Copy the second column of coordinates (Y values) and paste into TextWrangler (or similar rich text editor).
Use “Replace all” to replace all the commas with semi-colons, and remove all the hyphens (-). We don’t want any negative numbers. Save each list of coordinates as a separate text file.
Step 3. Convert text coordinates into MIDI
I’m sure there are other options for this, but I’ve used Pure Data in the past, and it’s open source, so it’s free to use. Pure Data (install PD-Extended) is kind of tricky to lean, because there’s no real GUI and it’s totally open-ended. If you want to learn more about PD, I recommend PD Tutorial—but you can also just download my patch and run it without too much trouble.

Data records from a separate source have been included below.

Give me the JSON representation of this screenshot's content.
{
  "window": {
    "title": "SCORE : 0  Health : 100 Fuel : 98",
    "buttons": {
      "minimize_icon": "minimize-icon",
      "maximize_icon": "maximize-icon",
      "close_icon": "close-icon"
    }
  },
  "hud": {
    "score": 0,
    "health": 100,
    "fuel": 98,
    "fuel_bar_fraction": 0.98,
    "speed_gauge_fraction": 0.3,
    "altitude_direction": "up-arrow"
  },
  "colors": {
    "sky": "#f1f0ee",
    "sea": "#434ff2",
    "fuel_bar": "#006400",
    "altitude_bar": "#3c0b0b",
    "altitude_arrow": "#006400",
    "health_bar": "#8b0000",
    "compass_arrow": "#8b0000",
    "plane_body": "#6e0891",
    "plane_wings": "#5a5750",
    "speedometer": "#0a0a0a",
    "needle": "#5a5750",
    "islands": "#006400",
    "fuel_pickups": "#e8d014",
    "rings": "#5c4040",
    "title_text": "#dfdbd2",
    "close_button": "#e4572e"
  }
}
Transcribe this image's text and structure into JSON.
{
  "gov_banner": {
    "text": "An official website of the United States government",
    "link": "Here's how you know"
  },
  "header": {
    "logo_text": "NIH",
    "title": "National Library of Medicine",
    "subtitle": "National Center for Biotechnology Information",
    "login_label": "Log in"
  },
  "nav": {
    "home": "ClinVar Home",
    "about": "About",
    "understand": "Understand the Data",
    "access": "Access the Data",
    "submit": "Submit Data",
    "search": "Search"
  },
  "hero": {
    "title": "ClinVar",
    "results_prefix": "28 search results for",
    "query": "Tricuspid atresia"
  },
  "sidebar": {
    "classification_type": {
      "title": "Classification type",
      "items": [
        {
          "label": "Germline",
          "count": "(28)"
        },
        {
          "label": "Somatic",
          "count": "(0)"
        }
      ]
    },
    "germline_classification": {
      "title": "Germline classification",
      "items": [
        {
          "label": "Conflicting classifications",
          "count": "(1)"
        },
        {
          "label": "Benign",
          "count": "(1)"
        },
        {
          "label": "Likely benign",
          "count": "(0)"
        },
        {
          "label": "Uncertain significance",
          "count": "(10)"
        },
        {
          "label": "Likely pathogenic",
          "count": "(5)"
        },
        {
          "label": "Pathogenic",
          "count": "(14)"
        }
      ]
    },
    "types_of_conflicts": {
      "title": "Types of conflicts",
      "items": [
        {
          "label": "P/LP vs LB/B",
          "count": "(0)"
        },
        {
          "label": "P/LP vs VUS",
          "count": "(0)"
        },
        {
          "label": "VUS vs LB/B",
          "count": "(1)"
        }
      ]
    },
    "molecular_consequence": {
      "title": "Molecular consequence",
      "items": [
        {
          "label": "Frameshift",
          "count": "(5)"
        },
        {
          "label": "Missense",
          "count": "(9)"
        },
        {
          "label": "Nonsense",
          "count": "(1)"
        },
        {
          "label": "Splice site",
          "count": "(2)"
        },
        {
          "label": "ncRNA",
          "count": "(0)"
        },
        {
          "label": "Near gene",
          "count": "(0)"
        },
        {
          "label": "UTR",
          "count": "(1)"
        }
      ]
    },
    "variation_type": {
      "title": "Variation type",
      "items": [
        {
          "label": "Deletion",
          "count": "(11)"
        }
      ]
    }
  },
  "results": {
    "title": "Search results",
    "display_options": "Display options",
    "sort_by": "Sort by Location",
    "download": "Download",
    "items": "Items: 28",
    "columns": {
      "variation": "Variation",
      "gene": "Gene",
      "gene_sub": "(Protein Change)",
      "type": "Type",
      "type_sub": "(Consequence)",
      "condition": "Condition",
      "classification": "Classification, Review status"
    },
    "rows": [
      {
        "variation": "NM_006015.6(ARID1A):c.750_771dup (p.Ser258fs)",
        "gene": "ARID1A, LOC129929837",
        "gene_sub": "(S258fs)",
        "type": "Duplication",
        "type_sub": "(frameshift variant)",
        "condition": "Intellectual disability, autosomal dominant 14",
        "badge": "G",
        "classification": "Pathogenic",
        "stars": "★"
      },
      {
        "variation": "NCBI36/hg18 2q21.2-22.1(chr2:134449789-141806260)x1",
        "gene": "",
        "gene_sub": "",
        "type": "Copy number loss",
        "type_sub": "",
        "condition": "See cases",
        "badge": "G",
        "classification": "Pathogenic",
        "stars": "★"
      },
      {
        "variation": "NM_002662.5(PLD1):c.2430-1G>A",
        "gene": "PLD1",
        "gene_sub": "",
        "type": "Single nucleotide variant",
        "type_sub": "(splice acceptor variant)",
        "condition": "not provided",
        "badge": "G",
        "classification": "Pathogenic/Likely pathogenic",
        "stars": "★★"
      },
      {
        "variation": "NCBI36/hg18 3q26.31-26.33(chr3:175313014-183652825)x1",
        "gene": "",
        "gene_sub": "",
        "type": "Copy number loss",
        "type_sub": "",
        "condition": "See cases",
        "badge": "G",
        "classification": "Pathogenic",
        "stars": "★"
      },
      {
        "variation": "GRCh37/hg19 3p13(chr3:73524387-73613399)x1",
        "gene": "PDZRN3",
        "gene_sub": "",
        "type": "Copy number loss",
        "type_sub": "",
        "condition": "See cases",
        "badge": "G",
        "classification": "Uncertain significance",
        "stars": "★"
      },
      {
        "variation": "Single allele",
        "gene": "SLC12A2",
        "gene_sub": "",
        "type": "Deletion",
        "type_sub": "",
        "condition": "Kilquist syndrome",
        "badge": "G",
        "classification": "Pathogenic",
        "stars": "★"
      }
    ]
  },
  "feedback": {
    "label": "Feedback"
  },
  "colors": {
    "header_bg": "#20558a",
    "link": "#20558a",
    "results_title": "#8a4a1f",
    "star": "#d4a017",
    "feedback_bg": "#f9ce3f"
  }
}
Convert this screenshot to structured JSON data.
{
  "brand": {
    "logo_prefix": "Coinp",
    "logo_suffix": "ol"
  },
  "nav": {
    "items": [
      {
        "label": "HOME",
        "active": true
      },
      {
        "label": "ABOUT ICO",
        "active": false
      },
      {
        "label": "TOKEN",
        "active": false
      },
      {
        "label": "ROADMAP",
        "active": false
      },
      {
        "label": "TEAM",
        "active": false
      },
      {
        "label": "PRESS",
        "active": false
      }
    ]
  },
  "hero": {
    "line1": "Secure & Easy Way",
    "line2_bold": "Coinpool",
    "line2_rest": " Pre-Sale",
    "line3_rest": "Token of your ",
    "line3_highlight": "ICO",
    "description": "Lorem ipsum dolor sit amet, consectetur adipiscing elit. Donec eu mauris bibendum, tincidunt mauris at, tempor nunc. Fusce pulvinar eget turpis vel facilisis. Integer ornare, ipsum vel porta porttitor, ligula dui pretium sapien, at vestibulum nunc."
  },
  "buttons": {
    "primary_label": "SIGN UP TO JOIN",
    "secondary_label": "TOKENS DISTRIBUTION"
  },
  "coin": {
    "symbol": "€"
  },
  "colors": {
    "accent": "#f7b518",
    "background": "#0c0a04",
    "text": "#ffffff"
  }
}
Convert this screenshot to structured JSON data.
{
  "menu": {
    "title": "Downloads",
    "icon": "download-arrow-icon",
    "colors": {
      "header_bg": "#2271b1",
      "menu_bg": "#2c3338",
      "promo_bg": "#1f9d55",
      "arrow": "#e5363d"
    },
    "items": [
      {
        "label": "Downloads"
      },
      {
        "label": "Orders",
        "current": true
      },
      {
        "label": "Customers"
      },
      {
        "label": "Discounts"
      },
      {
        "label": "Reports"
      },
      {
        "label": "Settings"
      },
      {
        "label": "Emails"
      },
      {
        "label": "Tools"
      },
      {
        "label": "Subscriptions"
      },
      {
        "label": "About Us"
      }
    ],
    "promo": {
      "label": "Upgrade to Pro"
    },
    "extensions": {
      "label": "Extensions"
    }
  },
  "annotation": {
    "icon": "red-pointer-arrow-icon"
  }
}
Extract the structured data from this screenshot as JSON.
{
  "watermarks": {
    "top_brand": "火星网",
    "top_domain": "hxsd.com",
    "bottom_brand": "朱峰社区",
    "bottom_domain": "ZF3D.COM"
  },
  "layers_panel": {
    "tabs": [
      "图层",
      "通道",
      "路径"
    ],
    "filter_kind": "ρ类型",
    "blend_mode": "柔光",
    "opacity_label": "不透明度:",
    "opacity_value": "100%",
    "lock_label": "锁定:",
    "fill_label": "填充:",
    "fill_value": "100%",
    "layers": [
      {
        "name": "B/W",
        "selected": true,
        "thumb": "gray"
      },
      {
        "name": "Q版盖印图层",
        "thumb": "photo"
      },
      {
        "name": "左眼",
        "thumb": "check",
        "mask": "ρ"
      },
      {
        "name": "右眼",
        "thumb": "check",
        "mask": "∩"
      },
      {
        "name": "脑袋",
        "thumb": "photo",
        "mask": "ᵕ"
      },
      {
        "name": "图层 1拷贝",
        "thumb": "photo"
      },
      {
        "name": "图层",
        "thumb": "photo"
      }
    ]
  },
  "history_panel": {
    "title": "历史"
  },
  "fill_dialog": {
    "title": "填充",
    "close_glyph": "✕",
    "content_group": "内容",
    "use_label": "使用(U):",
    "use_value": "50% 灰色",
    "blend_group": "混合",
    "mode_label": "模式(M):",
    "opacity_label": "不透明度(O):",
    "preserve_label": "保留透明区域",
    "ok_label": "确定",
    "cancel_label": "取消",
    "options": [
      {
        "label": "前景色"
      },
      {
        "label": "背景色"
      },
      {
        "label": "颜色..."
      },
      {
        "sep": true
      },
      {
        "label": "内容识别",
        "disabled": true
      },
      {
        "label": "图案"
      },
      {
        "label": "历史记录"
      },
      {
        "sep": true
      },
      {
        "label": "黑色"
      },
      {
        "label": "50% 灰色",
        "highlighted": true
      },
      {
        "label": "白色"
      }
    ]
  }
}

You’ll need to turn on your computer’s virtual MIDI Bus to allow PD to send MIDI signals to Ableton (or other DAW) as if it was an external MIDI controller. Here’s some instructions for doing this in OSX, where it’s called the “IAC Driver” — and if you’re on Windows, just do some Googling ¯\_(ツ)_/¯
Once you’ve activated a virtual MIDI Bus, make sure PD is set to use it (Media >>> MIDI Settings), and Ableton is set to receive it (Preferences >>> MIDI). You can test the connection by opening up PD’s “Test Audio & MIDI” window under “Media.”
Place the PD file in the same folder as your text files (the patch will look for text files in the same root folder that its located in).
In the PD patch, change the name of the file referenced in the “read” object to match one of your files. In order to change text, you’ll need to enter Edit Mode (⌘+E).
Set a BPM using the labeled number object, and set the “Max value for each file” to whatever the highest number is in your list of coordinates (it’s fine if you’re off by a little). The patch will preform some math to reverse the number range so that higher numbers result in higher MIDI notes. By default SVG’s measure distance from the upper left, so a high number value would equate to the bottom of the screen, and we want those troughs to be low notes (at least I did). Set a low/high range for your coordinate list.
The “maxlib/scale” object will shift the range of MIDI notes to a new Low/High value. This allows you to customize the range of the MIDI notes coming out of PD. For example, you could limit the range to a low range (e.g. 30-50), or use the full range of notes from 0-127. The first two numbers will be the “input” for this object, and the second two will be the new range that is passed on to the “makenote” object. The other two number values going into “makenote” are the velocity and sustain. Customize them if you wish.
Click the big green square (toggle) to switch on the patch and begin sending notes. You may need to exist Edit mode and click on the “read” object to read the new text file, and then click the “rewind” object to make sure it starts at the beginning. You can press “rewind” anytime.
That’s it! Your DAW (Ableton, Logic, etc. ) should be receiving MIDI notes generated from the text file. If it’s not working, try restarting and relaunching both applications. Sometime the virtual MIDI bus needs a kick to get going.
Step 4. Choose your instruments
Now that you’ve got a banging MIDI machine, choose some MIDI instruments or samples to be triggered by your data-generated notes. You can create synths and noises in PD, but it’s a lot easier to do this composition part in a polished DAW.
Once you’ve chosen an instrument, hit record in your DAW — and then rewind the text file in PD to start from the beginning.